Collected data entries
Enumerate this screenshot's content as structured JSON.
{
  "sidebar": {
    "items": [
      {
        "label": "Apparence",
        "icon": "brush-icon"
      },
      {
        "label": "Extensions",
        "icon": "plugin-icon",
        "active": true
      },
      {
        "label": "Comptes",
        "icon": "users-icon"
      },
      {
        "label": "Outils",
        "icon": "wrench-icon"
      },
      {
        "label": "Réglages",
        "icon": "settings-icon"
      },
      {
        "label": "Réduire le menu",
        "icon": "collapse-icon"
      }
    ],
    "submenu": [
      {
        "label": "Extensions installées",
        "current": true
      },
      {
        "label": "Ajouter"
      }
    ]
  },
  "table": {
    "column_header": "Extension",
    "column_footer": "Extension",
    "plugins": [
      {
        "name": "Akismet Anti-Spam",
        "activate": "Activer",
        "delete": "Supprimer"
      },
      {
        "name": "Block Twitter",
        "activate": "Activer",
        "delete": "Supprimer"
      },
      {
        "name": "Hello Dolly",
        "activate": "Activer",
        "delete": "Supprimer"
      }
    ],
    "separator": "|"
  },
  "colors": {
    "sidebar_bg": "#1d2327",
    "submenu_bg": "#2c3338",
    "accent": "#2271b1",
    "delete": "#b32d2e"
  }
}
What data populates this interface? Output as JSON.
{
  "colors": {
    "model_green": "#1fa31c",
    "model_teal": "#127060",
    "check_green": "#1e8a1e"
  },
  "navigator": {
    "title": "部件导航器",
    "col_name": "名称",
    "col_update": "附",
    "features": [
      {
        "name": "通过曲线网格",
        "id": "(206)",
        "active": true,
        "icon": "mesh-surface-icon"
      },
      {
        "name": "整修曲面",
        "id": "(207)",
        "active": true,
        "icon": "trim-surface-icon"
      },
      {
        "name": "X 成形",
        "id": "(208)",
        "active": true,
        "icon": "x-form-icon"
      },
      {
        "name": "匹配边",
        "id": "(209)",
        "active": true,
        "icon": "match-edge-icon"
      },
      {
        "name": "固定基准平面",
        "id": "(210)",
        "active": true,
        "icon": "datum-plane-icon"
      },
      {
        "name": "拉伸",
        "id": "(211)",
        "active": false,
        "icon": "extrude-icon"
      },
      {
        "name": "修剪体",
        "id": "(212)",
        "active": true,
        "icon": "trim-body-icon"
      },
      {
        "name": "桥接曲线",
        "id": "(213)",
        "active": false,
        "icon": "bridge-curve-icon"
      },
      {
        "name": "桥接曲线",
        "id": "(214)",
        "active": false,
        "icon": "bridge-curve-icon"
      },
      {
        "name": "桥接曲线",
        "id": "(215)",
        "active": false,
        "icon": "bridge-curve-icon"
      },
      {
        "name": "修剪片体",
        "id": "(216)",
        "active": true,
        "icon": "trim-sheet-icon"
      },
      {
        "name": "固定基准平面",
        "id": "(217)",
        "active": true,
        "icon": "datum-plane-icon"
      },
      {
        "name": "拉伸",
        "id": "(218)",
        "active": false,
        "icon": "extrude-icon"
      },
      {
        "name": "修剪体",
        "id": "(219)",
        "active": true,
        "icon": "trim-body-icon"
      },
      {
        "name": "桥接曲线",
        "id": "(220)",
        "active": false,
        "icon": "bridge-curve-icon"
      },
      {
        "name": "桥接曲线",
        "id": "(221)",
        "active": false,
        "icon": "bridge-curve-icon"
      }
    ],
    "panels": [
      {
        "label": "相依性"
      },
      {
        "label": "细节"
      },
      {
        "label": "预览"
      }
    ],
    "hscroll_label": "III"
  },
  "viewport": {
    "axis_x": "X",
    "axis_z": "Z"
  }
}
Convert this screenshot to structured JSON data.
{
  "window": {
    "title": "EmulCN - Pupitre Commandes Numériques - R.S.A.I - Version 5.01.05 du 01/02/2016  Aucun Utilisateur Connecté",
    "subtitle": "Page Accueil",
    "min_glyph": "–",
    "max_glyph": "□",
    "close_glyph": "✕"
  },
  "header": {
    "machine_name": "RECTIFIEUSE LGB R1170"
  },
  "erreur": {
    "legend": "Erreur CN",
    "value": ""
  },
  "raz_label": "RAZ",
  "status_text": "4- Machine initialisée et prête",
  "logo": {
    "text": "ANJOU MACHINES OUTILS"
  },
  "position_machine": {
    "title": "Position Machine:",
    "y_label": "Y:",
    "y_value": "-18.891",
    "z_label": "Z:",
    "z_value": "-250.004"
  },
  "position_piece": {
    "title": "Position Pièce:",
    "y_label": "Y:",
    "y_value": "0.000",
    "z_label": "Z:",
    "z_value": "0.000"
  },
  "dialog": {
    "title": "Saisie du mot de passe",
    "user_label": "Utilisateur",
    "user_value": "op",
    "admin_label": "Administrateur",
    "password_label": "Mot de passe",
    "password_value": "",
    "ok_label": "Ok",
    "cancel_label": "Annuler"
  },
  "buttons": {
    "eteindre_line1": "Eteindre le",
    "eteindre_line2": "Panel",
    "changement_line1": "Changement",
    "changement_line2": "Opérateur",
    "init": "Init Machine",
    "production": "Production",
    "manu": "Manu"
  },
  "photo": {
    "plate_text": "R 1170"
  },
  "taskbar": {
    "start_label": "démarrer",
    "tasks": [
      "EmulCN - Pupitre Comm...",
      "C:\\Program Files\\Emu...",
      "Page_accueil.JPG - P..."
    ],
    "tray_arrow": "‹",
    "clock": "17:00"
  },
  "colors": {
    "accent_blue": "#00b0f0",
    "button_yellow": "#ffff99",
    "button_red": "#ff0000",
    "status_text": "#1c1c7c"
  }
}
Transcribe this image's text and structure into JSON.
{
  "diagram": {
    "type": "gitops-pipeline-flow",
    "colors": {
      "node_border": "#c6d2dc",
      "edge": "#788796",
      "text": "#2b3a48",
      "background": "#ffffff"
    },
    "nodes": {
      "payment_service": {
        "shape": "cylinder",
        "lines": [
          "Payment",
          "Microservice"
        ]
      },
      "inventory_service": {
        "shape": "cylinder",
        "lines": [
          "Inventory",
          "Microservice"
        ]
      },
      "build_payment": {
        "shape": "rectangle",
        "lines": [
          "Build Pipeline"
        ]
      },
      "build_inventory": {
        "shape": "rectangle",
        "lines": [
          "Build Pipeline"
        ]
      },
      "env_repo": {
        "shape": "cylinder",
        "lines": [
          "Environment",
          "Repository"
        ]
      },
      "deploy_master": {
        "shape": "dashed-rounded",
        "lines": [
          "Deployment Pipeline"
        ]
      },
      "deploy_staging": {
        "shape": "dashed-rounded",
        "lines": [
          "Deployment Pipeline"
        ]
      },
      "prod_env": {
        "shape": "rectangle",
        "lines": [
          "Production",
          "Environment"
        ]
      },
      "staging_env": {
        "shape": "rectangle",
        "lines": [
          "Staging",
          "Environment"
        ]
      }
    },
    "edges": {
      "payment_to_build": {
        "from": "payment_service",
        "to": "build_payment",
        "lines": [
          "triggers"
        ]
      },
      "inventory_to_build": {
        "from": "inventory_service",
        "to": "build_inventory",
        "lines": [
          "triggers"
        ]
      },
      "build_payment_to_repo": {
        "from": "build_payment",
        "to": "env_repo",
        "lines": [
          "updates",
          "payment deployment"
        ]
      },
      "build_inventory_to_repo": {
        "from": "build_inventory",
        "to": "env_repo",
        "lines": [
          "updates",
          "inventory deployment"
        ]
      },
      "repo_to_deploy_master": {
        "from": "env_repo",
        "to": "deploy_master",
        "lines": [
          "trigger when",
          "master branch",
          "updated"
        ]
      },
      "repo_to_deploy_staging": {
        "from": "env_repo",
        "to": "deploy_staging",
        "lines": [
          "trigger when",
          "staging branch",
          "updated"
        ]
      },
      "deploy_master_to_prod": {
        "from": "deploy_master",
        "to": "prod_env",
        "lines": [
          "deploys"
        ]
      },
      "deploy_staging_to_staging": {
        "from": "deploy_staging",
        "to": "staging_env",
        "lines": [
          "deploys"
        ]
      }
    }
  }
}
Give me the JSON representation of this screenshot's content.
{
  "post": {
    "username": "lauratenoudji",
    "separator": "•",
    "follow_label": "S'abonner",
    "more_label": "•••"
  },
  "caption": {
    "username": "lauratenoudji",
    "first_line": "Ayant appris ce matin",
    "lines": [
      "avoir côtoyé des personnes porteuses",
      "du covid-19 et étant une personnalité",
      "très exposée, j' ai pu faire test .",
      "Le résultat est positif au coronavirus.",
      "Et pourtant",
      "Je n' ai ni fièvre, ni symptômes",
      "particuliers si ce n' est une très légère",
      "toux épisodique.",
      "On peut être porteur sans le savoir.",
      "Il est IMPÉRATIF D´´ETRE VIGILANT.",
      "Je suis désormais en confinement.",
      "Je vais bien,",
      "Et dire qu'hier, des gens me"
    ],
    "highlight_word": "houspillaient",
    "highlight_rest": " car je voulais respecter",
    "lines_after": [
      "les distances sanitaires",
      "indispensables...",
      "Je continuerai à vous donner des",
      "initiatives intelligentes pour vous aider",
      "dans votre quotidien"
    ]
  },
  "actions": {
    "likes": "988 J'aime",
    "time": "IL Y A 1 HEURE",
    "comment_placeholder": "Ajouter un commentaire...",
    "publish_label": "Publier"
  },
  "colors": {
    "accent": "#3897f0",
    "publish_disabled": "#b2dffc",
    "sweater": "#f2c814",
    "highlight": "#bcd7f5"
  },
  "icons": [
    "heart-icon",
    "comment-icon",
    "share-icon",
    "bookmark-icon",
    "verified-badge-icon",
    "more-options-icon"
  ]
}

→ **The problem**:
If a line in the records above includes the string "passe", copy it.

→ **Reply to the exercise**:
    "title": "Saisie du mot de passe",
    "password_label": "Mot de passe",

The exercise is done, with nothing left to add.